Carry only the identification information and the credit and debit
cards that you'll actually need when you go out.
Be cautious when responding to promotions. Identity thieves may
create phony promotional offers to get you to give them your personal
Keep your purse or wallet in a safe place at work; do the same
with copies of administrative forms that have your sensitive personal
When ordering new checks, pick them up from the bank instead of
having them mailed to your home mailbox.
I have a computer and use the Internet. What should I be
You may be careful about locking your doors and windows, and keeping
your personal papers in a secure place. Depending on what you use
your personal computer for, an identity thief may not need to set
foot in your house to steal your personal information. You may store
your Social Security number, financial records, tax returns, birth
date, and bank account numbers on your computer. These tips can help
you keep your computer – and the personal information it stores – safe.
Virus protection software should be updated regularly, and patches
for your operating system and other software programs should be installed
to protect against intrusions and infections that can lead to the
compromise of your computer files or passwords. Ideally, virus protection
software should be set to automatically update each week. The Windows
XP operating system also can be set to automatically check for patches
and download them to your computer.
Do not open files sent to you by strangers, or click on hyperlinks
or download programs from people you don't know. Be careful about
using file-sharing programs.

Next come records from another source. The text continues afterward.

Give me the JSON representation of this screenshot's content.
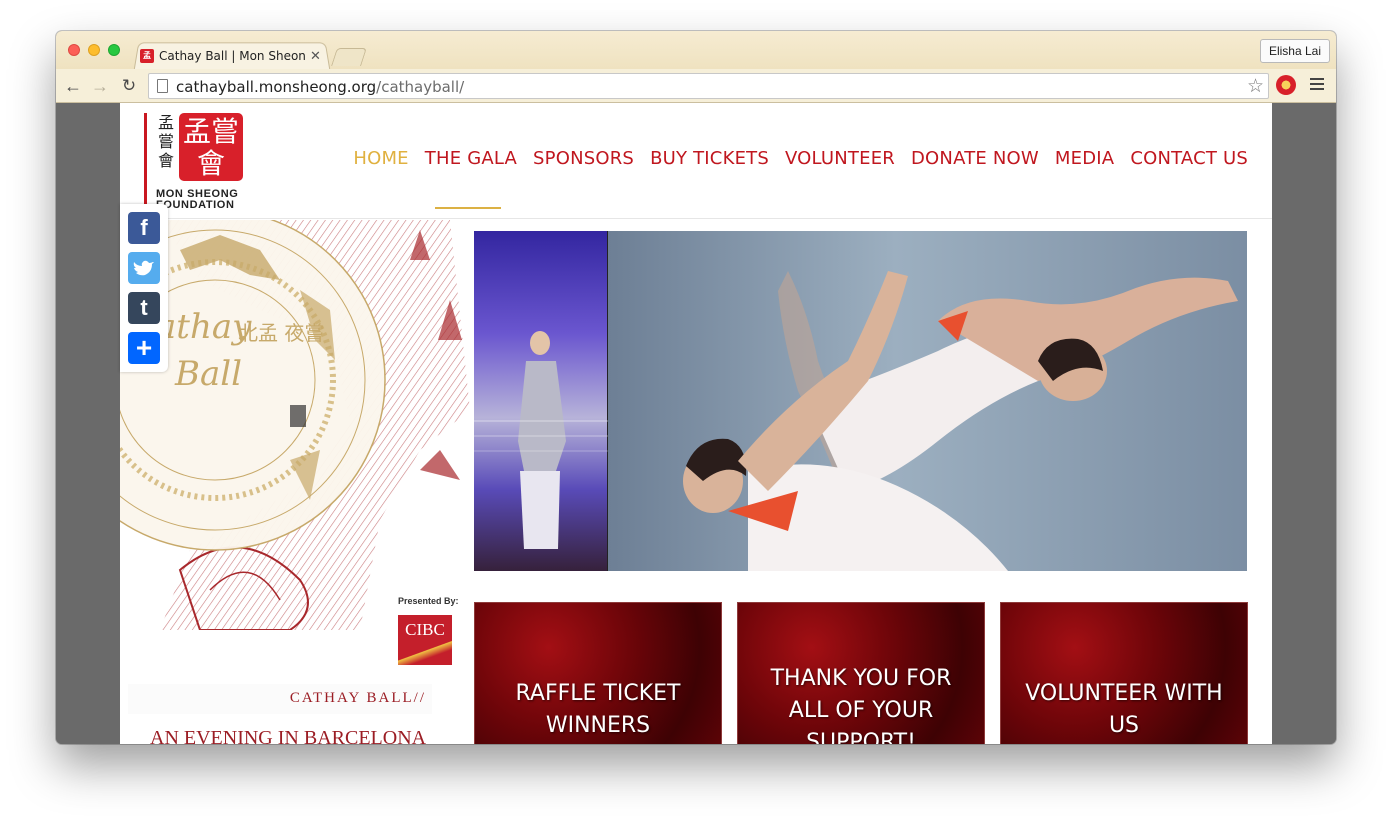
{
  "browser": {
    "tab_title": "Cathay Ball | Mon Sheong F",
    "profile_name": "Elisha Lai",
    "url_host": "cathayball.monsheong.org",
    "url_path": "/cathayball/"
  },
  "header": {
    "logo_chars": [
      "孟",
      "嘗",
      "會"
    ],
    "logo_seal": "孟嘗會",
    "logo_text_line1": "MON SHEONG",
    "logo_text_line2": "FOUNDATION",
    "nav": [
      {
        "label": "HOME",
        "active": true
      },
      {
        "label": "THE GALA",
        "active": false
      },
      {
        "label": "SPONSORS",
        "active": false
      },
      {
        "label": "BUY TICKETS",
        "active": false
      },
      {
        "label": "VOLUNTEER",
        "active": false
      },
      {
        "label": "DONATE NOW",
        "active": false
      },
      {
        "label": "MEDIA",
        "active": false
      },
      {
        "label": "CONTACT US",
        "active": false
      }
    ]
  },
  "share": {
    "buttons": [
      "f",
      "t",
      "t",
      "+"
    ]
  },
  "sidebar": {
    "logo_script_1": "Cathay",
    "logo_script_2": "Ball",
    "logo_chinese": "北孟 夜嘗",
    "presented_by": "Presented By:",
    "sponsor_name": "CIBC",
    "cathay_label": "CATHAY BALL//",
    "evening_title": "AN EVENING IN BARCELONA"
  },
  "tiles": [
    {
      "label": "RAFFLE TICKET WINNERS"
    },
    {
      "label": "THANK YOU FOR ALL OF YOUR SUPPORT!"
    },
    {
      "label": "VOLUNTEER WITH US"
    }
  ],
  "colors": {
    "brand_red": "#c0171f",
    "active_gold": "#e0b140",
    "art_red": "#a8282c",
    "art_gold": "#c7a96a"
  }
}
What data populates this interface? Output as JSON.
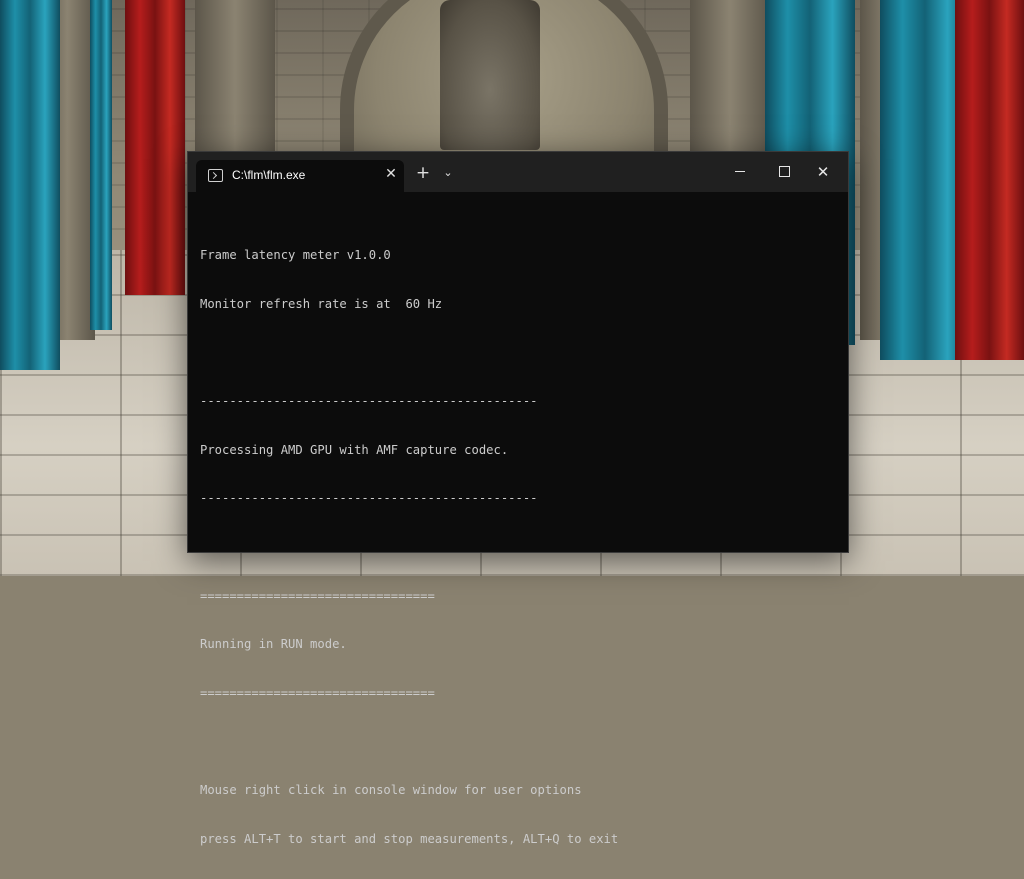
{
  "window": {
    "tab_title": "C:\\flm\\flm.exe",
    "icons": {
      "tab": "terminal-icon",
      "tab_close": "close-icon",
      "new_tab": "plus-icon",
      "dropdown": "chevron-down-icon",
      "minimize": "minimize-icon",
      "maximize": "maximize-icon",
      "close": "close-icon"
    },
    "close_glyph": "✕",
    "new_tab_glyph": "+",
    "dropdown_glyph": "⌄"
  },
  "console": {
    "lines": [
      "Frame latency meter v1.0.0",
      "Monitor refresh rate is at  60 Hz",
      "",
      "----------------------------------------------",
      "Processing AMD GPU with AMF capture codec.",
      "----------------------------------------------",
      "",
      "================================",
      "Running in RUN mode.",
      "================================",
      "",
      "Mouse right click in console window for user options",
      "press ALT+T to start and stop measurements, ALT+Q to exit"
    ]
  },
  "colors": {
    "console_bg": "#0c0c0c",
    "console_text": "#cccccc",
    "titlebar_bg": "#202020"
  }
}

Opening a file could expose your system
to a computer virus or a program known as "spyware," which could
capture your passwords or any other information as you type it into
Use a firewall program, especially if you use a high-speed Internet
connection like cable, DSL or T-1 that leaves your computer connected
to the Internet 24 hours a day. The firewall program will allow you
to stop uninvited access to your computer. Without it, hackers can
take over your computer, access the personal information stored on
it, or use it to commit other crimes.
Use a secure browser – software that encrypts or scrambles
information you send over the Internet – to guard your online
transactions. Be sure your browser has the most up-to-date encryption
capabilities by using the latest version available from the manufacturer.
You also can download some browsers for free over the Internet. When
submitting information, look for the "lock" icon on the browser's
status bar to be sure your information is secure during transmission.
Try not to store financial information on your laptop unless
absolutely necessary. If you do, use a strong password with a combination of
letters (upper and lower case), numbers and symbols. A good way to
create a strong password is to think of a memorable phrase and use
the first letter of each word as your password, converting some letters
into numbers that resemble letters. For example, "I love Felix; he's
a good cat," would become 1LFHA6c. Don't use an automatic log-in
feature that saves your user name and password, and always log off
when you're finished. That way, if your laptop is stolen, it's harder
for a thief to access your personal information.
Before you dispose of a computer, delete all the personal information
it stored. Deleting files using the keyboard or mouse commands or
reformatting your hard drive may not be enough because the files
may stay on the computer's hard drive, where they may be retrieved
easily. Use a "wipe" utility program to overwrite the entire hard
Look for website privacy policies. They should answer questions
about maintaining accuracy, access, security, and control of personal
information collected by the site, how the information will be used,
and whether it will be provided to third parties. If you don't see